"The foreign investors who were previously exempted from the application of the angel tax have now been bought under the ambit of angel tax. If the share price allocated to investors is more than the share's fair market value (FMV), an angel tax is imposed as per Section 56.2.VII B of the Income Tax Act, 1961. However, the resident investors have always been under the ambit of taxation and introducing angel tax will remove the tax disparity between residents and non-residents," said Manish Khanna, Co-founder, Unlisted Assets.
Furthermore, the government is set to propose draft rules for standardising the valuation method under the Income Tax Law and FEMA, thereby making acquisition costs similar for domestic and foreign institutional investors. "The angel tax may defer foreign institutional investment for the short term but will not be a reason for driving away foreign investment," Khanna added.
Government officials said that administration had done extensive consultation with all the associations and have submitted their suggestions to the ministry of finance. The draft would address the issue of differences in terms of valuation technique used under the income tax act and the foreign exchange management act (FEMA).
To provide clarity and put an end to tax conflicts, the government may accept the valuation formula used under the FEMA for the angel tax on investments by foreign investors in startups. For context, under the income tax law, FMV is calculated using a discounted cash flow (DCF) method or net asset value (NAV) method.

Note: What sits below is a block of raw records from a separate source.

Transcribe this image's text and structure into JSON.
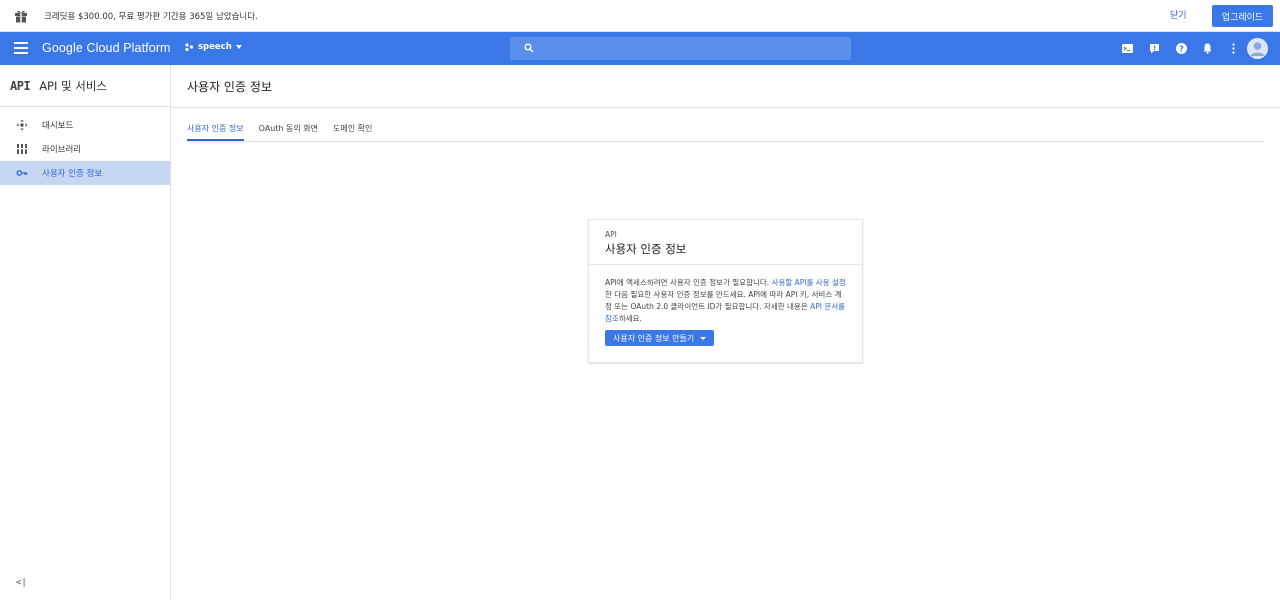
{
  "promo": {
    "text": "크레딧용 $300.00, 무료 평가판 기간용 365일 남았습니다.",
    "close_label": "닫기",
    "upgrade_label": "업그레이드"
  },
  "header": {
    "brand": "Google Cloud Platform",
    "project": "speech",
    "search_placeholder": ""
  },
  "sidebar": {
    "title": "API 및 서비스",
    "api_mark": "API",
    "items": [
      {
        "label": "대시보드",
        "icon": "dashboard-icon"
      },
      {
        "label": "라이브러리",
        "icon": "library-icon"
      },
      {
        "label": "사용자 인증 정보",
        "icon": "key-icon",
        "active": true
      }
    ],
    "collapse_label": "<|"
  },
  "main": {
    "title": "사용자 인증 정보",
    "tabs": [
      {
        "label": "사용자 인증 정보",
        "active": true
      },
      {
        "label": "OAuth 동의 화면"
      },
      {
        "label": "도메인 확인"
      }
    ]
  },
  "card": {
    "subtitle": "API",
    "title": "사용자 인증 정보",
    "body_1": "API에 액세스하려면 사용자 인증 정보가 필요합니다. ",
    "link_1": "사용할 API를 사용 설정",
    "body_2": "한 다음 필요한 사용자 인증 정보를 만드세요. API에 따라 API 키, 서비스 계정 또는 OAuth 2.0 클라이언트 ID가 필요합니다. 자세한 내용은 ",
    "link_2": "API 문서를 참조",
    "body_3": "하세요.",
    "button_label": "사용자 인증 정보 만들기"
  },
  "colors": {
    "primary": "#3b78e7",
    "link": "#3367d6",
    "active_nav_bg": "#c5d7f1"
  }
}
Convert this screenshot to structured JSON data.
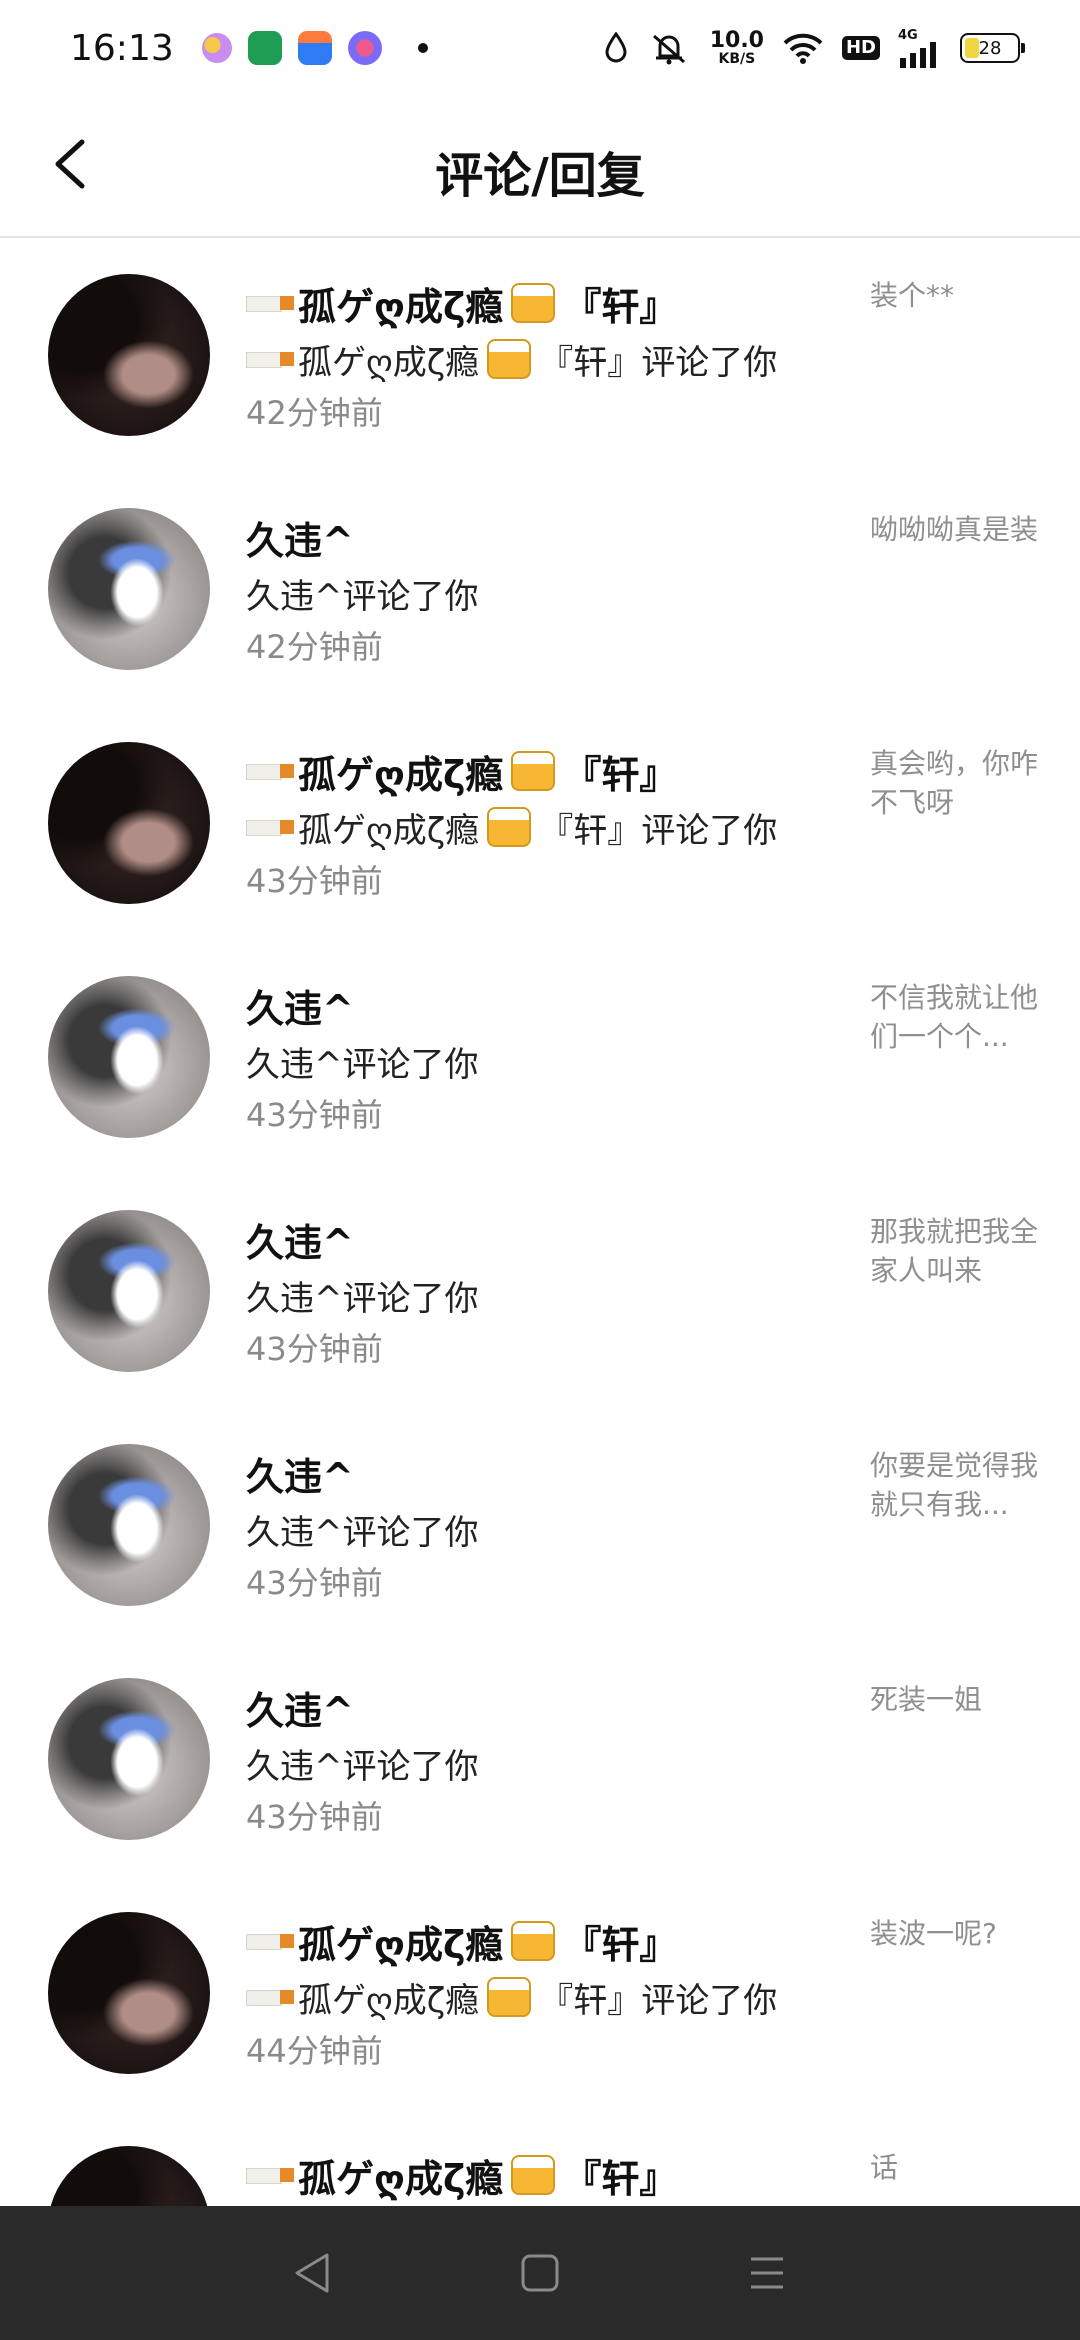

Explaining the standardisation new provisions will bring, Amit Pamnani, Chief Investment Officer for Investment Banking at Swastika Investmart, said, "By considering several variables, including the startup's financial predictions, market conditions, and comparable transactions, the suggested method seeks to create a more objective framework for calculating the FMV of shares. As a result, the valuation process will become more transparent, and the income tax division will find it simpler to evaluate the fair market value of the shares. Standardising the valuation procedure will eventually assist in establishing a positive atmosphere for the startup ecosystem."
The startup ecosystem largely depends on foreign capital, and investors betting on the future growth of the company buy shares at a premium to their FMV. Hence, early-stage startups are particularly concerned that the new amendment in Section 56.2.VII B could be applied to foreign investment.
The government previously said that the angel tax, or Section 56.2.VII B, targets 'hawala' transactions rather than startups, and that eliminating 'preferential treatment' for foreign investors will level the playing field because Indian residents are already subject to this tax.
Due to the fact that the potential impact of Section 56.2.VII B tax could negatively affect foreign investments, the government is likely to exempt funds such as Abu Dhabi Investment Authority, Qatar Investment Authority, and GIC.